(b) Assessing fair value is a fact-based exercise, which requires an important element of judgement by the court.
(c) Where a company’s shares are listed on a major stock exchange this does not mean that a valuation methodology based upon its publicly traded prices is necessarily the most reliable. Whether this valuation methodology is appropriate will depend on whether there is a well informed and liquid market with a large, widely held, free float. As Integra’s GDRs were an illiquid stock from 2012 onwards (with an increasing trend to illiquidity) the publicly traded share price methodology was not an appropriate valuation methodology to apply. As such, the more nuanced approach of Integra’s expert was to be preferred.
(d) The date for determining fair value was the date of the EGM – this was the date on which the offer could be accepted. Importantly, the Court concluded that dissenting shareholders could not take advantage of the cost savings going forward as a result of the merger. The Court’s view was that dissenting shareholders should not benefit from any enhancement in the value of their shareholding attributable directly to the transaction from which they have dissented.
(e) A fair rate of interest to be paid by a company was the mid-rate between a company’s assumed return on cash and its borrowing rate. Applied to Integra this meant that the dissenting shareholders were entitled to interest at 4.95% calculated from 2 July 2014 (the date which Integra made its written offer to pay fair value of US$10 per share) until payment.
1 Maples and Calder acted for the dissenting shareholders.
Looks like some people are growing some balls!
Their effort is to be congratulated.
Did the minority shareholders ever get their day in court or did the system work against them as usual

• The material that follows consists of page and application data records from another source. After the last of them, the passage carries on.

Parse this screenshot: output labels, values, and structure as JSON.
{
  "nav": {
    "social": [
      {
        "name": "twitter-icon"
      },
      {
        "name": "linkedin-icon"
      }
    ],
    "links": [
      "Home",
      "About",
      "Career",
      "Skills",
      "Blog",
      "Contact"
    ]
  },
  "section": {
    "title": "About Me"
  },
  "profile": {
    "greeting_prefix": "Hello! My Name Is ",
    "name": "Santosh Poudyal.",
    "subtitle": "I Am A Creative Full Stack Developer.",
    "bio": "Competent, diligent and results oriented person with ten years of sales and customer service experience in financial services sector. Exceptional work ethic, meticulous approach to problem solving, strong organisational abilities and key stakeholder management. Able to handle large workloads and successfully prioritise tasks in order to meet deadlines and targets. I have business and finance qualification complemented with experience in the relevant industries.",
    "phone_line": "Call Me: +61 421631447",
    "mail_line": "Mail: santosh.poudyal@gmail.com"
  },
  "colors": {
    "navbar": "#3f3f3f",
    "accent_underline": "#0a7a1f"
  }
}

According to this document, the minority CWB shareholders should have had their day in court on July 23. Were the minority shareholders successful or were they romanced by the system